“I had been working for ABC at 'The Dana Carvey Show’ in 1996. That show got canceled, my wife wasn’t working, and we had a baby. I desperately needed a job,” Colbert told Vanity Fair.
He even went, very briefly, into real news as a correspondent for “Good Morning America,” where he did two reports. Only one of them aired. Then his agent referred him to a pseudo-news program on Comedy Central called “The Daily Show.”
Colbert actually got to the “The Daily Show” during Craig Kilborn’s second season, well before Jon Stewart. And he didn’t expect it to last.
“They had me on for a trial basis, and for the next nine months I worked at ‘The Daily Show’ occasionally, during Craig Kilborn’s second year. But it was totally a day job. I never expected to stay, because I did sketch comedy and I wrote, and I really didn’t think that [it] was going to go anyplace,” Colbert told Vanity Fair.
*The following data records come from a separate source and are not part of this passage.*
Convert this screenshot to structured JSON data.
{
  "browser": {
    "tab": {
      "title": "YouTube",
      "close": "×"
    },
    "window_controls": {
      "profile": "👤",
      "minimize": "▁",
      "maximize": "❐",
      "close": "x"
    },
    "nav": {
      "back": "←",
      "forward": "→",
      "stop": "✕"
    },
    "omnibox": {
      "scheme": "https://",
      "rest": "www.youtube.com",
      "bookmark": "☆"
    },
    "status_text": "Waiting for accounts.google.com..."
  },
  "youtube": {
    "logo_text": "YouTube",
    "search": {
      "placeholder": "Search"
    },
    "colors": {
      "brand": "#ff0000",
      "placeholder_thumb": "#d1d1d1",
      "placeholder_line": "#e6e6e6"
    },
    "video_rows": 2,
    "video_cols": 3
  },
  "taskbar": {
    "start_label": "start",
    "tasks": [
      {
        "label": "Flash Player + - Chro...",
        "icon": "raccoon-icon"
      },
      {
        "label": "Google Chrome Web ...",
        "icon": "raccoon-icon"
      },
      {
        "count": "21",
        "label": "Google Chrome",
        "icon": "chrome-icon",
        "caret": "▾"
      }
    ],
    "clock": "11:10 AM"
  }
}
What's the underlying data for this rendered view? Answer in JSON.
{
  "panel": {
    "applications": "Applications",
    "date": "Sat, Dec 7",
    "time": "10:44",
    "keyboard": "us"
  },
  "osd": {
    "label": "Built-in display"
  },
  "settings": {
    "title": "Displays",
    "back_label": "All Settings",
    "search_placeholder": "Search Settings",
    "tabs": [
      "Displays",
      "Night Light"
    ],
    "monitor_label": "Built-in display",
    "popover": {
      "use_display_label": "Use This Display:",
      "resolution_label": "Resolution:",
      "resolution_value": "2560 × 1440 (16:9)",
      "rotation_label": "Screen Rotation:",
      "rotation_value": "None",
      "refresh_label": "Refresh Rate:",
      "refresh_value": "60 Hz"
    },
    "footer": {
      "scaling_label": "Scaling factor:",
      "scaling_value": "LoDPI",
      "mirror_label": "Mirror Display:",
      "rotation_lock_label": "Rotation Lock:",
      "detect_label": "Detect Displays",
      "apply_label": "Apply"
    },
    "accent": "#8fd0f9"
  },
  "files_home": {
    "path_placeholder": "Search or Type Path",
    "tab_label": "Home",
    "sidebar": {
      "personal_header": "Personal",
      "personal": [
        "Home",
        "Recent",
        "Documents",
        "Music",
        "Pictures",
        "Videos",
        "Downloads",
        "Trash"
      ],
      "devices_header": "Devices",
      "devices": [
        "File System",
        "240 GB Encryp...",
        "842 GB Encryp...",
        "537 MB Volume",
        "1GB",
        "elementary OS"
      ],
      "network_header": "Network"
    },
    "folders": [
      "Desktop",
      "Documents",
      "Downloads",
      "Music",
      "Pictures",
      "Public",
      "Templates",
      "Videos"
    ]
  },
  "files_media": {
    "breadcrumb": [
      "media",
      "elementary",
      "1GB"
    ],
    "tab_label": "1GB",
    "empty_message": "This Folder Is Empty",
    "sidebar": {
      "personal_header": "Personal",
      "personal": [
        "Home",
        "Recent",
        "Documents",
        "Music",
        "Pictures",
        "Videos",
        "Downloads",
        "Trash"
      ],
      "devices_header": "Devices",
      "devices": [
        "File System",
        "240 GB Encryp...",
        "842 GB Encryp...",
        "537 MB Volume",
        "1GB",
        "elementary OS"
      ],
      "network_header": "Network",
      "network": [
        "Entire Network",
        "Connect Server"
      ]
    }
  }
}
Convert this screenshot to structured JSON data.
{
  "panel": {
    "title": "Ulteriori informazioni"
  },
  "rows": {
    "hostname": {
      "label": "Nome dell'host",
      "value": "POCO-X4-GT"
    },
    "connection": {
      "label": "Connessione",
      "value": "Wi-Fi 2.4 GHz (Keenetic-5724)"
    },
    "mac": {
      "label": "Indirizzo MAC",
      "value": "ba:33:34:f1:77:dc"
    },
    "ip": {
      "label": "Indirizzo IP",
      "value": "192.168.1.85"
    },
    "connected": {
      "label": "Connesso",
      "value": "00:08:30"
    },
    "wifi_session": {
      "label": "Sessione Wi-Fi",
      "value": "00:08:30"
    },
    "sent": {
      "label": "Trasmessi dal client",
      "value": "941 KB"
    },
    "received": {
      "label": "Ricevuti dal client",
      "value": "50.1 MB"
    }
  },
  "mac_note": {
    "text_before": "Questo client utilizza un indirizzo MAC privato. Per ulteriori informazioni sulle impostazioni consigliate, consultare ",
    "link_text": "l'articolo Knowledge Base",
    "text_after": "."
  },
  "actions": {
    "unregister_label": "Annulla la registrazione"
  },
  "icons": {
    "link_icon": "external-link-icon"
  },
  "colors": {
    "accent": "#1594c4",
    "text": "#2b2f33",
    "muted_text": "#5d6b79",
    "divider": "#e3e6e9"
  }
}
Colbert actually auditioned for the host of “The Daily Show” after Craig Kilborn left in late 1998, but ended up back in a correspondent position with Jon Stewart at the helm. The two hit it off, and the show itself gradually picked up steam.